| What is required |
Wherever the word "value" shows up in the data, report the line it sits in.

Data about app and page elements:
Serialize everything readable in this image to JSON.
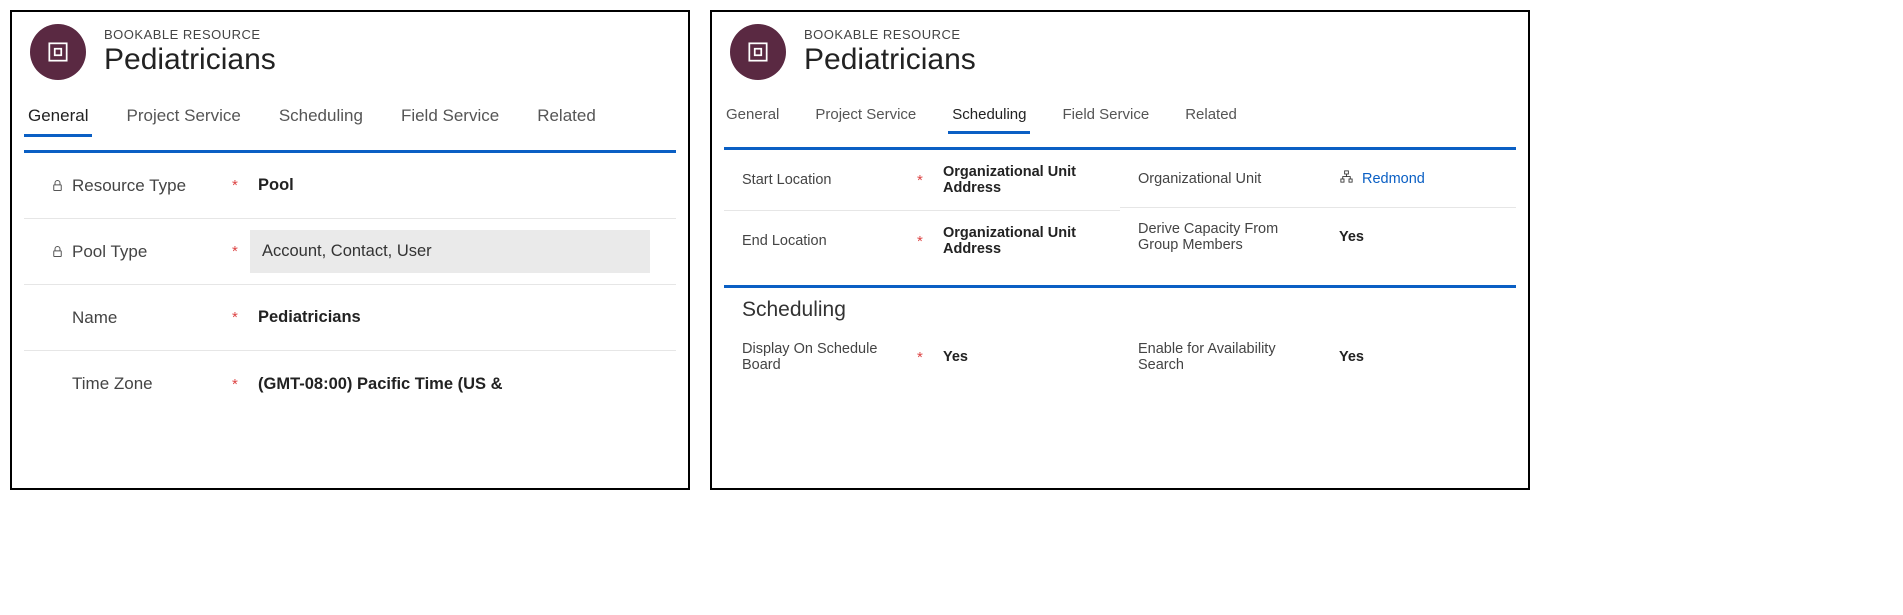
{
  "left": {
    "header": {
      "label": "BOOKABLE RESOURCE",
      "title": "Pediatricians"
    },
    "tabs": [
      {
        "label": "General",
        "active": true
      },
      {
        "label": "Project Service",
        "active": false
      },
      {
        "label": "Scheduling",
        "active": false
      },
      {
        "label": "Field Service",
        "active": false
      },
      {
        "label": "Related",
        "active": false
      }
    ],
    "fields": {
      "resource_type": {
        "label": "Resource Type",
        "value": "Pool",
        "locked": true,
        "required": true
      },
      "pool_type": {
        "label": "Pool Type",
        "value": "Account, Contact, User",
        "locked": true,
        "required": true,
        "highlighted": true
      },
      "name": {
        "label": "Name",
        "value": "Pediatricians",
        "required": true
      },
      "time_zone": {
        "label": "Time Zone",
        "value": "(GMT-08:00) Pacific Time (US &",
        "required": true
      }
    }
  },
  "right": {
    "header": {
      "label": "BOOKABLE RESOURCE",
      "title": "Pediatricians"
    },
    "tabs": [
      {
        "label": "General",
        "active": false
      },
      {
        "label": "Project Service",
        "active": false
      },
      {
        "label": "Scheduling",
        "active": true
      },
      {
        "label": "Field Service",
        "active": false
      },
      {
        "label": "Related",
        "active": false
      }
    ],
    "section1": {
      "start_location": {
        "label": "Start Location",
        "value": "Organizational Unit Address",
        "required": true
      },
      "end_location": {
        "label": "End Location",
        "value": "Organizational Unit Address",
        "required": true
      },
      "org_unit": {
        "label": "Organizational Unit",
        "value": "Redmond"
      },
      "derive_capacity": {
        "label": "Derive Capacity From Group Members",
        "value": "Yes"
      }
    },
    "section2": {
      "title": "Scheduling",
      "display_on_board": {
        "label": "Display On Schedule Board",
        "value": "Yes",
        "required": true
      },
      "enable_avail": {
        "label": "Enable for Availability Search",
        "value": "Yes"
      }
    }
  }
}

| Written response |
        "value": "Pool",
        "value": "Account, Contact, User",
        "value": "Pediatricians",
        "value": "(GMT-08:00) Pacific Time (US &",
        "value": "Organizational Unit Address",
        "value": "Organizational Unit Address",
        "value": "Redmond"
        "value": "Yes"
        "value": "Yes",
        "value": "Yes"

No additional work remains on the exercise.